President Joe Biden’s nominee to be the first-ever assistant secretary of defense for science and technology told lawmakers that development of hypersonic weapons and quantum computing will be top priorities if she’s confirmed. She also pledged to improve the department’s partnerships with small businesses in order to better integrate new capabilities into the services.
Turkey's Parliament Approves Sweden's NATO Membership, Lifting Key Hurdle to Entry into Military Alliance
Turkish legislators on Jan. 23 endorsed Sweden's membership in NATO, lifting a major hurdle on the previously nonaligned country's entry into the military alliance. The legislators ratified Sweden's accession protocol by 287 votes to 55, with four abstentions. The ratification will come into effect after its publication in the Official Gazette, which is expected to be swift. Hungary then becomes the only NATO ally not to have ratified Sweden's accession.
Air National Guard MQ-9 Reaper drones were armed and ready, if they had been required, to sink a rocket booster off the coast of California as part of a missile defense test last month. The Reapers were ostensibly on station to help ensure the booster, which was from a Ground-Based Interceptor, slipped beneath the waves and did not become a hazard to maritime traffic.

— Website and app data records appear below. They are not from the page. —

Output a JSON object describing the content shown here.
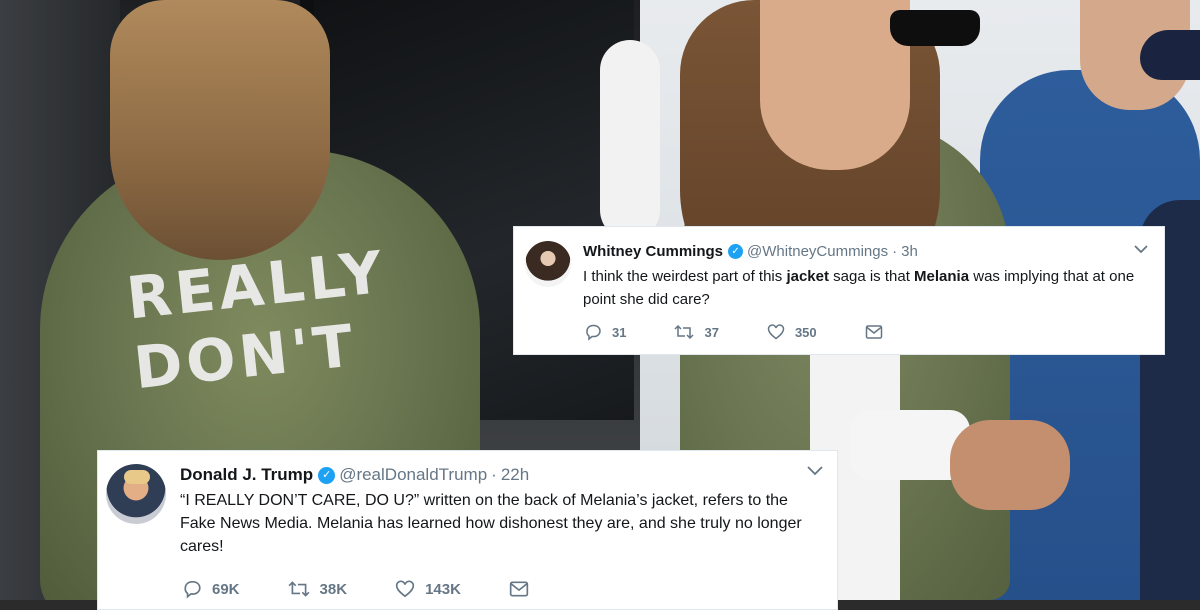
{
  "tweets": [
    {
      "name": "Whitney Cummings",
      "verified_mark": "✓",
      "handle": "@WhitneyCummings",
      "separator": "·",
      "time": "3h",
      "text_parts": [
        "I think the weirdest part of this ",
        "jacket",
        " saga is that ",
        "Melania",
        " was implying that at one point she did care?"
      ],
      "replies": "31",
      "retweets": "37",
      "likes": "350",
      "icons": [
        "reply-icon",
        "retweet-icon",
        "like-icon",
        "message-icon",
        "chevron-down-icon"
      ]
    },
    {
      "name": "Donald J. Trump",
      "verified_mark": "✓",
      "handle": "@realDonaldTrump",
      "separator": "·",
      "time": "22h",
      "text": "“I REALLY DON’T CARE, DO U?” written on the back of Melania’s jacket, refers to the Fake News Media. Melania has learned how dishonest they are, and she truly no longer cares!",
      "replies": "69K",
      "retweets": "38K",
      "likes": "143K",
      "icons": [
        "reply-icon",
        "retweet-icon",
        "like-icon",
        "message-icon",
        "chevron-down-icon"
      ]
    }
  ],
  "background": {
    "jacket_lettering": "REALLY DON'T",
    "colors": {
      "jacket": "#6b7551",
      "verified": "#1da1f2",
      "muted": "#657786"
    }
  }
}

The U.S. Air Force's flight schools have a reputation for churning out some of the best pilots in the world. But not even with that standing, only 558 in the service's entire history were ever able to earn the title "Bandit"—the name awarded exclusively to pilots assigned to fly the Top Secret F-117 Nighthawk stealth jet. During the first years of the Nighthawk program in the 1980s, candidate pilots were drawn from a pool of fast-jet pilots. Only fighter or attack pilots with minimum of 1,000 hours were considered for the job, though candidates with 2,000 or more hours were preferred, given their extensive piloting experience.